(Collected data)
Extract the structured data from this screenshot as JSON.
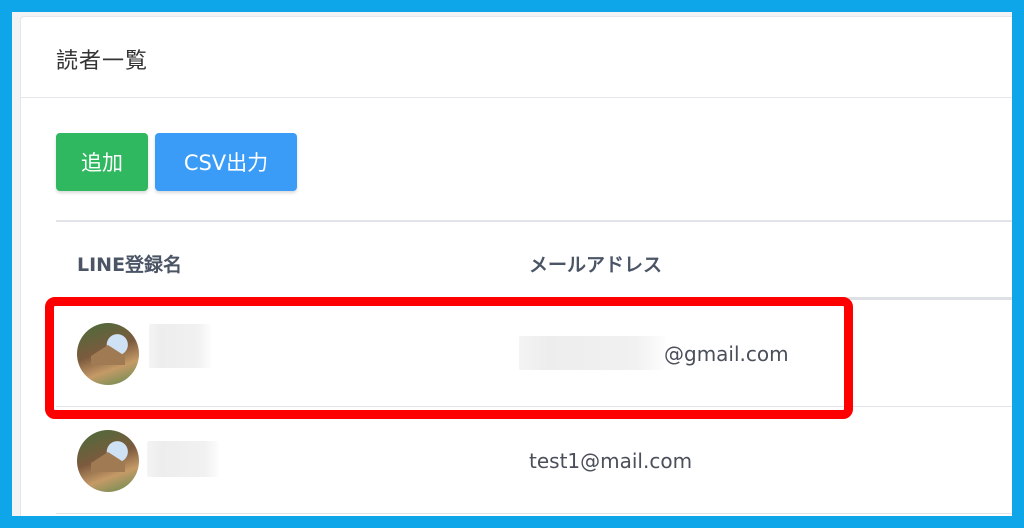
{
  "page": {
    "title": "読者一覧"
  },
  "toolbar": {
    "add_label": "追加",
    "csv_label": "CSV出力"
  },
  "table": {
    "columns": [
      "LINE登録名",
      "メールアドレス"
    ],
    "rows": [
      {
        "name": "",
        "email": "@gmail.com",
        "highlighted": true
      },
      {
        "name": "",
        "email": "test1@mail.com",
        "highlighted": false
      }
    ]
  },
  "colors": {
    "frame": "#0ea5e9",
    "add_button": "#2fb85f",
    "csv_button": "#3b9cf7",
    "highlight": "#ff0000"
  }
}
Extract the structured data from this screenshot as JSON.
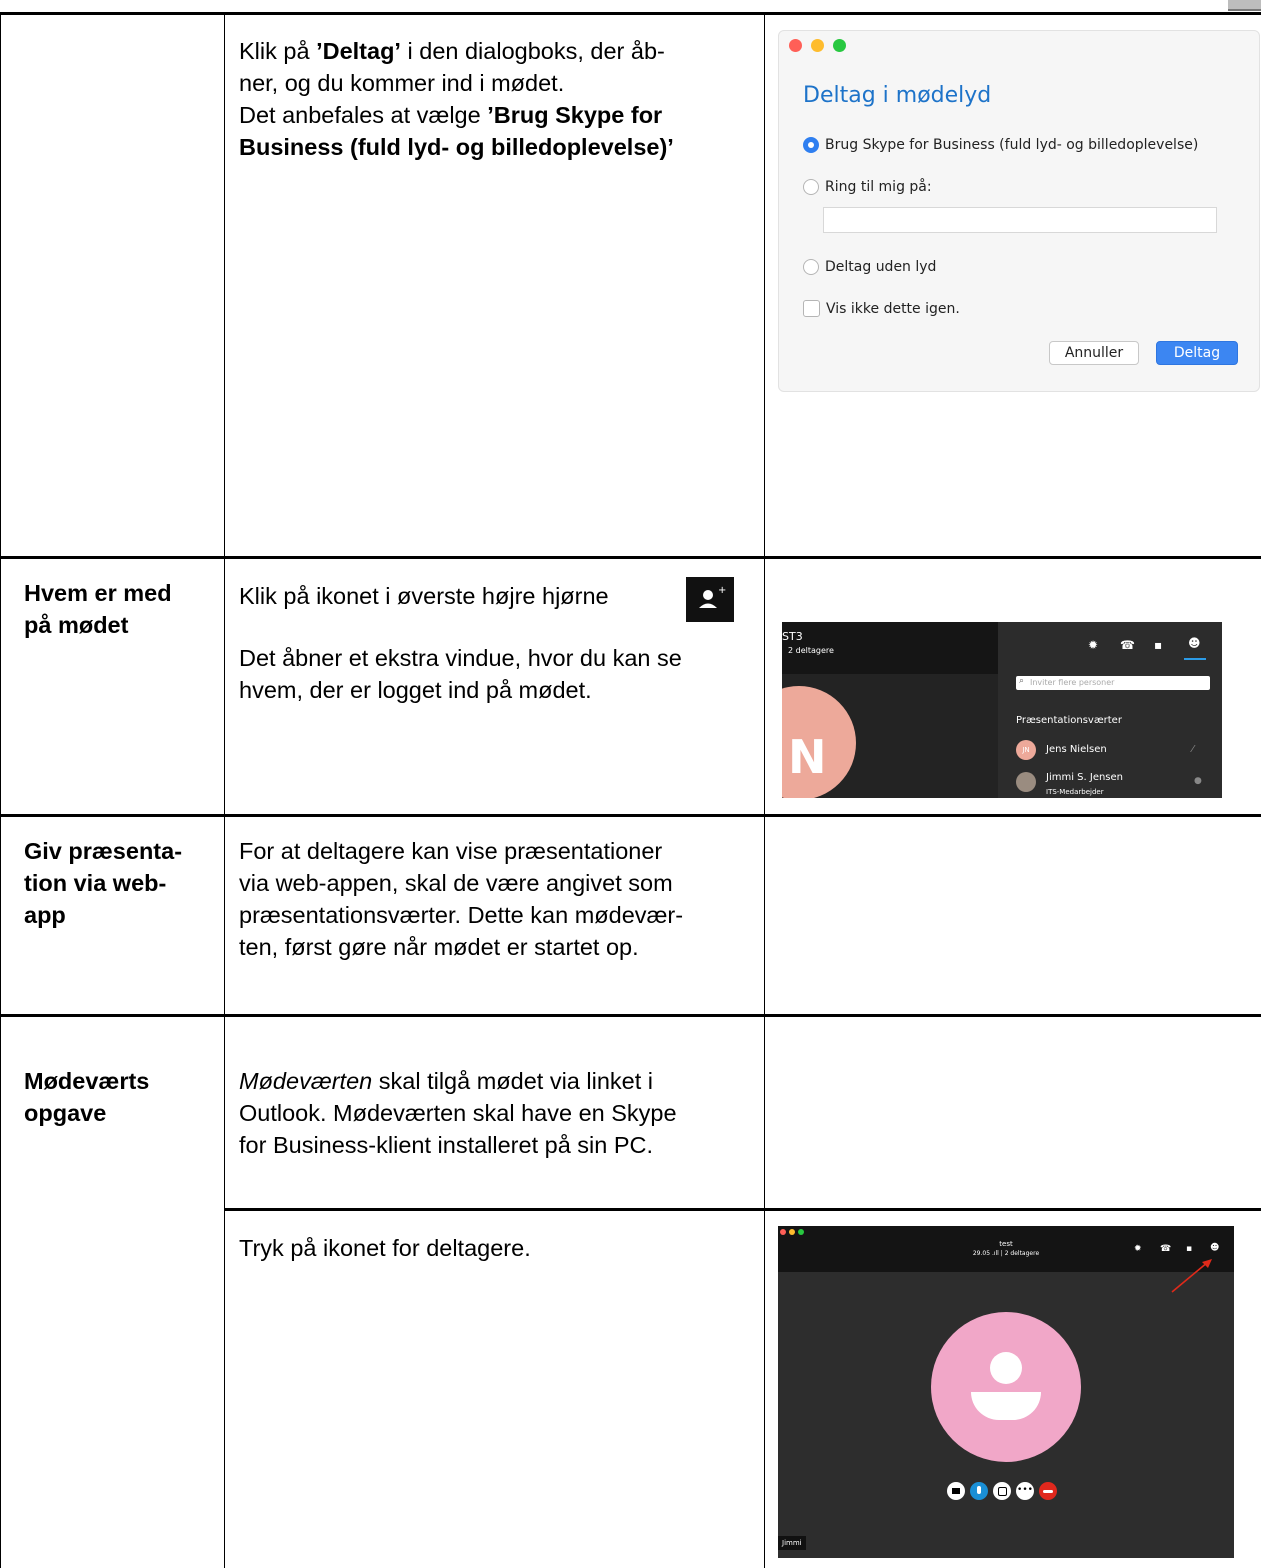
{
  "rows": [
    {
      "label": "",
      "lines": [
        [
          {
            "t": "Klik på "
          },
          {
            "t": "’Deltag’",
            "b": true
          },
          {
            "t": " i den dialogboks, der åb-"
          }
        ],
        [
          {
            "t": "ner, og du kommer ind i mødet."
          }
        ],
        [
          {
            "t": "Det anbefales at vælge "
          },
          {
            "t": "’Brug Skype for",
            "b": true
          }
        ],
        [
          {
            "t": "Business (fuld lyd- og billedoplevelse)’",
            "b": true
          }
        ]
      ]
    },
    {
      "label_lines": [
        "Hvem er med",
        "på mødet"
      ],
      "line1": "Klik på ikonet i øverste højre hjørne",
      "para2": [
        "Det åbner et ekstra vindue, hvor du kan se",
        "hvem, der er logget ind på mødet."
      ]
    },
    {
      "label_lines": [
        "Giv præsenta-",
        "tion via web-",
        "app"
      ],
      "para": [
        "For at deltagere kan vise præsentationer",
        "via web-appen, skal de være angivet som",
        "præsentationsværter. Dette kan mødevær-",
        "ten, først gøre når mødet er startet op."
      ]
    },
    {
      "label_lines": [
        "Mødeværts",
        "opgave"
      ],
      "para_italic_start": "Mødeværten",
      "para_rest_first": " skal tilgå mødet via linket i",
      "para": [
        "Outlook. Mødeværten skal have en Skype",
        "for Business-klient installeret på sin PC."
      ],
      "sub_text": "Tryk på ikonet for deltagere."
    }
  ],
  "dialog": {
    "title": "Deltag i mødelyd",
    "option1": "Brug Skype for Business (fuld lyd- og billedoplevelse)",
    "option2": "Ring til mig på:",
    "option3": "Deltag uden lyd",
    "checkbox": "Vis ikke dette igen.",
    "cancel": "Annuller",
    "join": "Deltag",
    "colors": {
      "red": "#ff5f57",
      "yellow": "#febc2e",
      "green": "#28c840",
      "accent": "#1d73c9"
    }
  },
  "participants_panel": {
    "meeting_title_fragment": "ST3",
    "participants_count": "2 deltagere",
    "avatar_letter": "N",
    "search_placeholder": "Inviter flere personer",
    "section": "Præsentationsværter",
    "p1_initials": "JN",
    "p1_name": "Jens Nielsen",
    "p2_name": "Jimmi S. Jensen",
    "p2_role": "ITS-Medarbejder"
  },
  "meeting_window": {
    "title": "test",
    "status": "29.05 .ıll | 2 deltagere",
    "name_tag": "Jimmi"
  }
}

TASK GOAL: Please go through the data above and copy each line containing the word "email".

RESULT:
        "email": "@gmail.com",
        "email": "test1@mail.com",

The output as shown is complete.